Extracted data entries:

[Start of Attachment]

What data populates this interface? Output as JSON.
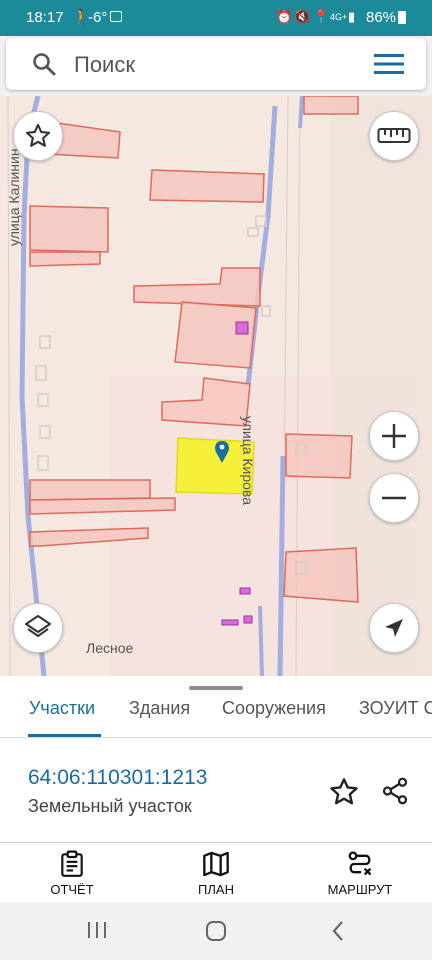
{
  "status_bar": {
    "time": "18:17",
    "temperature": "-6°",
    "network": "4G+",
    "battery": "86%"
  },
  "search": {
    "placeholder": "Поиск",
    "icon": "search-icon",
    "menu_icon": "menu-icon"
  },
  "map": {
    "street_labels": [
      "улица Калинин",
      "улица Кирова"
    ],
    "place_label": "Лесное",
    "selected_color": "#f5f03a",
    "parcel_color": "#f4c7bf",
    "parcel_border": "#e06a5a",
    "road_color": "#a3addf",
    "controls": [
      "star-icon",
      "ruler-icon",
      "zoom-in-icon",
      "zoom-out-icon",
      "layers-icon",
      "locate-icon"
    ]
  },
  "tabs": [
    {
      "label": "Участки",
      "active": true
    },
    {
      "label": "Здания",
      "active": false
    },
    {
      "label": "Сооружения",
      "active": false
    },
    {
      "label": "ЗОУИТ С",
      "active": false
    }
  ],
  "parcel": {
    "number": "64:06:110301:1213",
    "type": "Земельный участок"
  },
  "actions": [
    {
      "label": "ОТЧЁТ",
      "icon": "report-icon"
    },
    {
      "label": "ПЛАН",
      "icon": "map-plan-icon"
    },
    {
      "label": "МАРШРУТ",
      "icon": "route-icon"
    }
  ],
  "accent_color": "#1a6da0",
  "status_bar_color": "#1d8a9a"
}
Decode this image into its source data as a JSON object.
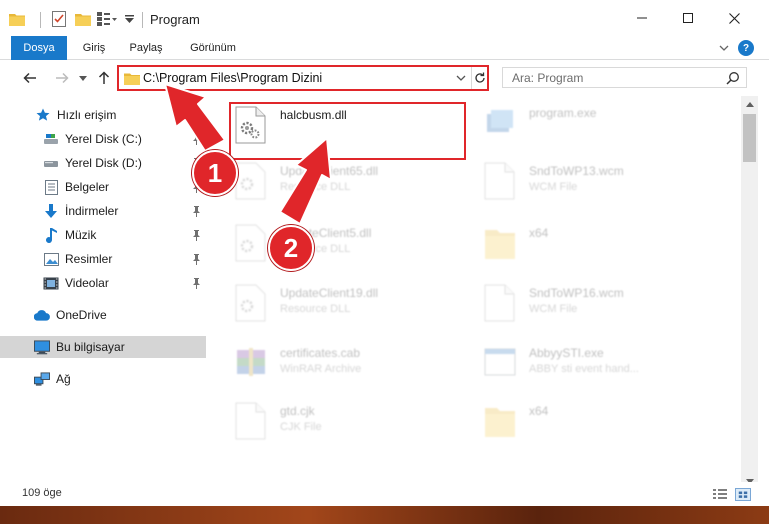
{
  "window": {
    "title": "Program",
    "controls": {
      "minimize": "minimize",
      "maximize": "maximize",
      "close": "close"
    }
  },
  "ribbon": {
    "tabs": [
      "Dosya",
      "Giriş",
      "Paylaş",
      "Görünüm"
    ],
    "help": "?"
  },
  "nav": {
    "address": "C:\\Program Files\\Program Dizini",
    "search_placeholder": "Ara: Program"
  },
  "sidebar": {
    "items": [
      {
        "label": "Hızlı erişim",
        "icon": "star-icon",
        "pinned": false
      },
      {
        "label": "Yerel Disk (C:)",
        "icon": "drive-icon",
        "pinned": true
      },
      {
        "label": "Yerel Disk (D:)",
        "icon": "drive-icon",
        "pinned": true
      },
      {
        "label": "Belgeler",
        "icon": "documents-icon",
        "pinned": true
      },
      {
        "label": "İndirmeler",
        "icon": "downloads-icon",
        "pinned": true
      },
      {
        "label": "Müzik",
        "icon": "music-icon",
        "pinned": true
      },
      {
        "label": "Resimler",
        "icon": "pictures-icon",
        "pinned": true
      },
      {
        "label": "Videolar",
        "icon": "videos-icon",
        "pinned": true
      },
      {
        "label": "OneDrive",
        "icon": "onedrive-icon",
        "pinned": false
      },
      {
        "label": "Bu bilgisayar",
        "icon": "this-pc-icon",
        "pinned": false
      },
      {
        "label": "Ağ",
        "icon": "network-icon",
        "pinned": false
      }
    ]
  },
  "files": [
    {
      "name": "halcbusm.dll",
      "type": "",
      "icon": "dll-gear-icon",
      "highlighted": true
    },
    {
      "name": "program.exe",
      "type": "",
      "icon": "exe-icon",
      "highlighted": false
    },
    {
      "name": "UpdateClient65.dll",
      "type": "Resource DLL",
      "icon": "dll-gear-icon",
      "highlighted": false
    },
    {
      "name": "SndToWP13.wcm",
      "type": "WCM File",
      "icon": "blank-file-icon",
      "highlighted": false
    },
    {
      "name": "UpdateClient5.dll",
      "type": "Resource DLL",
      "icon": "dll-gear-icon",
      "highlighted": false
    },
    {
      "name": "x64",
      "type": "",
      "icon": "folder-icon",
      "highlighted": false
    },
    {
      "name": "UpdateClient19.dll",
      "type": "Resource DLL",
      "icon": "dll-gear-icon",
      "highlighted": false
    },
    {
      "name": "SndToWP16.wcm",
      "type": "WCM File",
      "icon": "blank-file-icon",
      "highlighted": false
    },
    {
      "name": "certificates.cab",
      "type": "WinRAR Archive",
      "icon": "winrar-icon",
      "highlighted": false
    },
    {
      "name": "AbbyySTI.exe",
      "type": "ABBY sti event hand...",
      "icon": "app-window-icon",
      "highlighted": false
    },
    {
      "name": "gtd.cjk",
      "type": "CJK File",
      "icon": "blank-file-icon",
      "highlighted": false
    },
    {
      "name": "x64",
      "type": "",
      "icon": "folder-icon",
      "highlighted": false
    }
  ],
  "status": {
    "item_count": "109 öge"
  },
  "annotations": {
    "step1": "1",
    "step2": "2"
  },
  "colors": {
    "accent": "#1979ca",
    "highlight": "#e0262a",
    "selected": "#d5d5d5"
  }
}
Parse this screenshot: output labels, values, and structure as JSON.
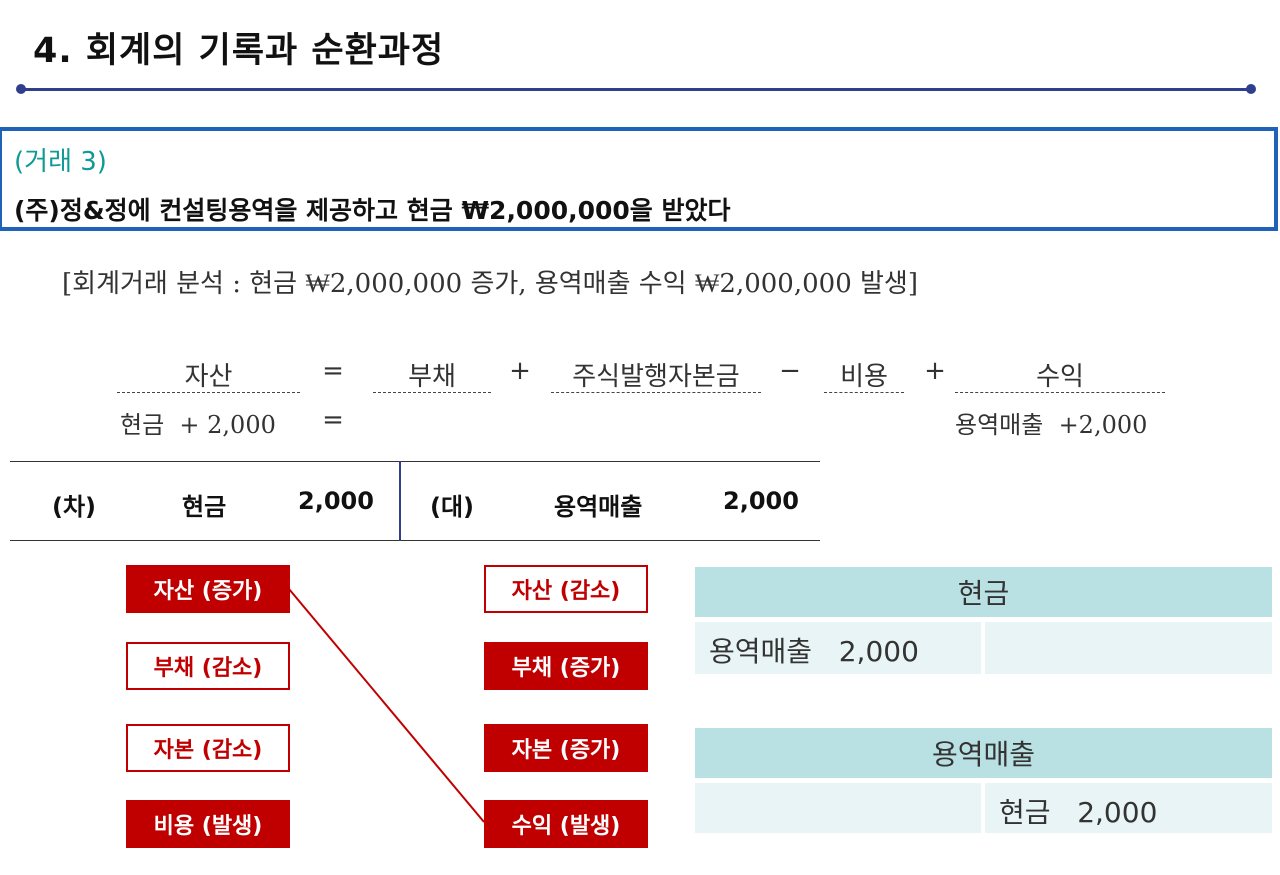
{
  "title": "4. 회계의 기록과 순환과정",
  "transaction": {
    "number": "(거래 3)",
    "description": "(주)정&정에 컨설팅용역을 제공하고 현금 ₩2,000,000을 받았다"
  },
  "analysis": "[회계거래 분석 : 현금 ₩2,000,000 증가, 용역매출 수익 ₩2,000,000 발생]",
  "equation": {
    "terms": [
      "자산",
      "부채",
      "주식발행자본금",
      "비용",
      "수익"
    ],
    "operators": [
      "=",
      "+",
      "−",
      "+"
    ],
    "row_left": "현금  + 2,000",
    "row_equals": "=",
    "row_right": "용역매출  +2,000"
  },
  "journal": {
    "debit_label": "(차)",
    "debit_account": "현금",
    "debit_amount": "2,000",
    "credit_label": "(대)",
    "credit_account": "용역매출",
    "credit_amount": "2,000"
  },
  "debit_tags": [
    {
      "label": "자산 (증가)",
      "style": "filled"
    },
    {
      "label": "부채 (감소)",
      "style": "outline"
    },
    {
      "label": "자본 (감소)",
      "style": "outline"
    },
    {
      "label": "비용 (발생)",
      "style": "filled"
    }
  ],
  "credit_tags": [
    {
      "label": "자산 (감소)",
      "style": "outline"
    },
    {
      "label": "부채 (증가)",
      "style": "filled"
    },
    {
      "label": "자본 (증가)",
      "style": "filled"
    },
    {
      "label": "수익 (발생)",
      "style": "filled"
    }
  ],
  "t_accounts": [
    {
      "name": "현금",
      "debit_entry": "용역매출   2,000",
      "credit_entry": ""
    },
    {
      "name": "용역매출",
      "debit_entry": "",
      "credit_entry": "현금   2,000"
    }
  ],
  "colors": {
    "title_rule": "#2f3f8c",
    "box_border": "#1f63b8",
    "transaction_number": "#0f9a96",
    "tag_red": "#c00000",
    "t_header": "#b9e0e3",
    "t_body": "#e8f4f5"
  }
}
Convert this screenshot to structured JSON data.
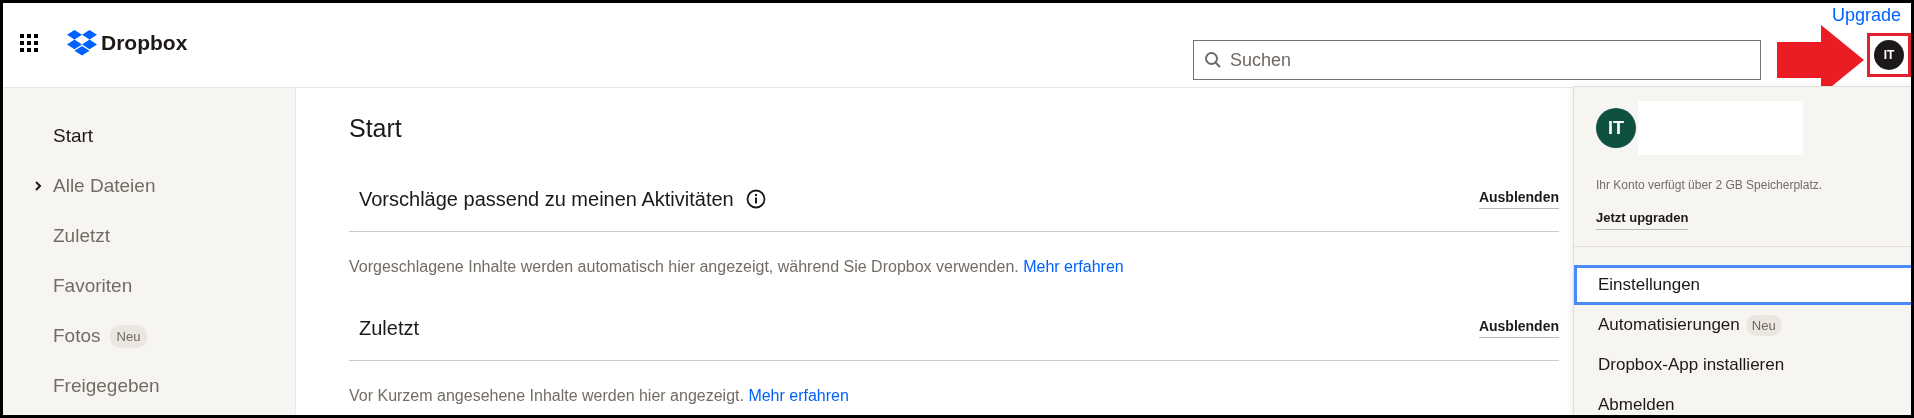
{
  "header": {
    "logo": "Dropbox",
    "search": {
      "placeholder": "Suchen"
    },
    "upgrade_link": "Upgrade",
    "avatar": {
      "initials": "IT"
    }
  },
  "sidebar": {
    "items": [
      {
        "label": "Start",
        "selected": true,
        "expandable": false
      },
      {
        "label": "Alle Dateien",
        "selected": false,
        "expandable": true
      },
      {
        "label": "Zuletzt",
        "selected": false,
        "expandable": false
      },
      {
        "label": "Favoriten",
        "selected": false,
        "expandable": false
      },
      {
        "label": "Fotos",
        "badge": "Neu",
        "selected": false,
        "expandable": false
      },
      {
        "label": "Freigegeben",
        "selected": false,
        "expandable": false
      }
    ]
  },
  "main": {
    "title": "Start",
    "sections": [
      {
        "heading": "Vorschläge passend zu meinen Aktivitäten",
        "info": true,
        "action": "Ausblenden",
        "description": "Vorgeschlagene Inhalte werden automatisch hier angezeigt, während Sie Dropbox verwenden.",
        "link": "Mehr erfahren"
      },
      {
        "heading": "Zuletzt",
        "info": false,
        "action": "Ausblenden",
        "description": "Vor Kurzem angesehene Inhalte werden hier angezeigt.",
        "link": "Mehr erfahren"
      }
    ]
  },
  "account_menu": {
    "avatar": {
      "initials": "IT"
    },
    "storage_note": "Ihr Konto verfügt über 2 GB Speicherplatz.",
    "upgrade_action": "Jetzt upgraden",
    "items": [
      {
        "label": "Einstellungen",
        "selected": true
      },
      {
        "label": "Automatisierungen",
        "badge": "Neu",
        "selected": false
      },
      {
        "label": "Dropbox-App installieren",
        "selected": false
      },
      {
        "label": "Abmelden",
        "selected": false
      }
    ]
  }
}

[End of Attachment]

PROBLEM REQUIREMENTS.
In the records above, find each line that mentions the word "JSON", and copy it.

EXPECTED ANSWER.
What data populates this interface? Output as JSON.
Decode this image into its source data as a JSON object.
Parse this screenshot: output labels, values, and structure as JSON.
Convert this screenshot to structured JSON data.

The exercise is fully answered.